By Ikechukwu Nnochiri
ABUJA — Determined to prove its allegation that Senator Mohammed Ali Ndume had a convivial relationship with the Boko Haram Islamic sect before he was apprehended by security agents on November 21, 2011, the Federal Government, yesterday, called a witness that testified against him before a Federal High Court sitting in Abuja.
The witness, Mr Abdulkareem Farouk Dauda, who is a lead investigative officer with the State Security Service, SSS, yesterday, gave graphic account of the processes that culminated in the arrest and subsequent detention of the embattled lawmaker representing Borno South Senatorial District.
Dauda, who is the first prosecution witness, PW-1, told the court that Ndume was hulled in for interrogation, after the convicted self-confessed spokesman of the sect, Ali Umar Konduga, insisted that he was one of their sponsors.
Led into evidence by the prosecuting counsel, Mrs I.I Idevba, the witness told the court that he was part of the team that on November 23, 2011, searched the house of the accused person at 30, Moses Adasun Close, Apo legislative quarters, where he said some indicting documents were secured by the SSS.
He further told the court that upon his arrest, Ndume made four separate statements, where he allegedly explained how he was contacted by members of the sect.
The said statements were, yesterday, admitted into evidence and marked as exhibits B1 to B4, by trial Justice Gabriel Kolawole.
SSS yet to probe Sambo’s involvement
Nevertheless, the witness told the court that the SSS was yet to investigate Ndume’s allegation that the Vice President, Namadi Sambo, was aware of his involvement with members of the Jammatul Sunnah Walid Jihad, otherwise known as Boko Haram.
Specifically, Ndume who is answering to a four-count criminal charge, had in his statements, maintained that the reason the sect approached him was as a result of his being a member of the Presidential Committee that was inaugurated on August 2, 2011, with a view to addressing the security challenges in the North Eastern part of the nation.
He said the first telephone exchange between him and the sect was on October 4, 2011, two months into the committee’s work.
In a 24-paragraph affidavit he deposed before the court, Ndume said after the sect approached him, “he promptly informed one Usman, who represented the SSS before the Presidential Committee of his contact with the said Jammatul Sunnah Walid Jihad (otherwise known as ‘Boko Haram’ sect) and also other members of the committee.
“He also informed the Director of State Security Service of his interaction with the said “Boko Haram” sect and forwarded a copy of the DVD he obtained from the sect to the Director of SSS for review.
“The Vice President of the Federal Republic of Nigeria, His Excellency Namadi Sambo, is also aware that he was in contact with the Jammatul Sunnah Walid Jihad (otherwise known as ‘Boko Haram’).”
When the defence counsel, Chief Ricky Tafa, SAN, asked why the allegation made against the Vice President Sambo was not given any consideration, the witness said his team was not mandated to delve into that aspect of the matter.
He said: “The accused was assigned to my team by extension after he had a discussion with our superior officer who was the chairman of the investigative panel.
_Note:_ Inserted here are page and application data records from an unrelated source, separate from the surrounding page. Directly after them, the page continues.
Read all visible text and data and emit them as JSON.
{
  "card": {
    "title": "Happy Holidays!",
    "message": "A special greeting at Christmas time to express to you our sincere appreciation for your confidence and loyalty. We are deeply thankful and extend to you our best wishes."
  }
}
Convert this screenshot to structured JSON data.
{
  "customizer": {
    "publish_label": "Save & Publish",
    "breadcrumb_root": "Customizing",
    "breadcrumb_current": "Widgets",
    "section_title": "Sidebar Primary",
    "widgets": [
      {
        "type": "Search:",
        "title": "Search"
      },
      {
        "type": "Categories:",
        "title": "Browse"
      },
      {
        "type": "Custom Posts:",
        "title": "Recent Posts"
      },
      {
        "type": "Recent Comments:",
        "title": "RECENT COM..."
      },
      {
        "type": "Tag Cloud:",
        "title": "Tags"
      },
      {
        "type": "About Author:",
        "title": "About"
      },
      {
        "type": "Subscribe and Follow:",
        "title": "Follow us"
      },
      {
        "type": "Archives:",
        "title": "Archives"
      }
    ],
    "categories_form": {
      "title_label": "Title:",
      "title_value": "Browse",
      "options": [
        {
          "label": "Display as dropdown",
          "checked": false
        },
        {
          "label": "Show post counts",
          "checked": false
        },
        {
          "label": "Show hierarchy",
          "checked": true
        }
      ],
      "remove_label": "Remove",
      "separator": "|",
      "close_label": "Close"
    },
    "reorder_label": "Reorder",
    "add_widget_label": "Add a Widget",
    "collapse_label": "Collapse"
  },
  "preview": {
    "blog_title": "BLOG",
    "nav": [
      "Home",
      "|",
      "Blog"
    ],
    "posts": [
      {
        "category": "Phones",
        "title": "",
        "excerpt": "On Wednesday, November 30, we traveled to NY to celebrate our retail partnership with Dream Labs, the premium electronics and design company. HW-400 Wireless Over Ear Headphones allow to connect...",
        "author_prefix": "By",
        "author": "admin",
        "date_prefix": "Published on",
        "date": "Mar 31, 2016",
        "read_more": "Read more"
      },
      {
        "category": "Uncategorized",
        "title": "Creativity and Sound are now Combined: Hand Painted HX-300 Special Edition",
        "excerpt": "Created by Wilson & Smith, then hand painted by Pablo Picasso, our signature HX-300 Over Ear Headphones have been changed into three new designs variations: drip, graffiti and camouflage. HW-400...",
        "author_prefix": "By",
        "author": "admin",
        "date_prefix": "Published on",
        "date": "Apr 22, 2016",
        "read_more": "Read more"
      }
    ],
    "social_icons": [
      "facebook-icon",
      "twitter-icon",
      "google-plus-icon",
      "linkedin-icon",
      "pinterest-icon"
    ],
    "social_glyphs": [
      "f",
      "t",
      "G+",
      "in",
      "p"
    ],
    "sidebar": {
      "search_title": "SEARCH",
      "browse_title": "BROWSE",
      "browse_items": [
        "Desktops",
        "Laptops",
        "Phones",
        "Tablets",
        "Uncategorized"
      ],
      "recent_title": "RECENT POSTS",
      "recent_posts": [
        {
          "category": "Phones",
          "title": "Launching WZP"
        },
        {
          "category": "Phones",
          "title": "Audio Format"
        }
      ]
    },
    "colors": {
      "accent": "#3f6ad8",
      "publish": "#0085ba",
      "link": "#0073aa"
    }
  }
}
I was instructed as a member of that team to take him to the interview room where I provided him with stationery he used to write his statement.”
Ndume begs for leave to travel abroad
Meanwhile, the court, yesterday, adjourned till July 10 to hear a fresh motion filed before it by the embattled lawmaker who is begging the court to allow him to travel abroad for the lesser Hajj.
Sequel to objection raised against the motion by the prosecuting counsel, Justice Kolawole gave the Federal Government 72 hours to file a formal opposition to the application.
Ndume was accused of furnishing the Boko Haram sect with classified information that aided their terrorist operations in the country.
He was arrested by the SSS on November 21, 2011 and docked before the high court on December 12, sequel to his indictment by Konduga, who fingered him as one of their major sponsors.
According to the federal government, the offence he committed was contrary to section 7(1) (b) of the Terrorism (Prevention) Act, 2011 and punishable under Section 7(1) of the same Act.
Ndume has since asked the court to quash the charge against him for want of incriminating evidence.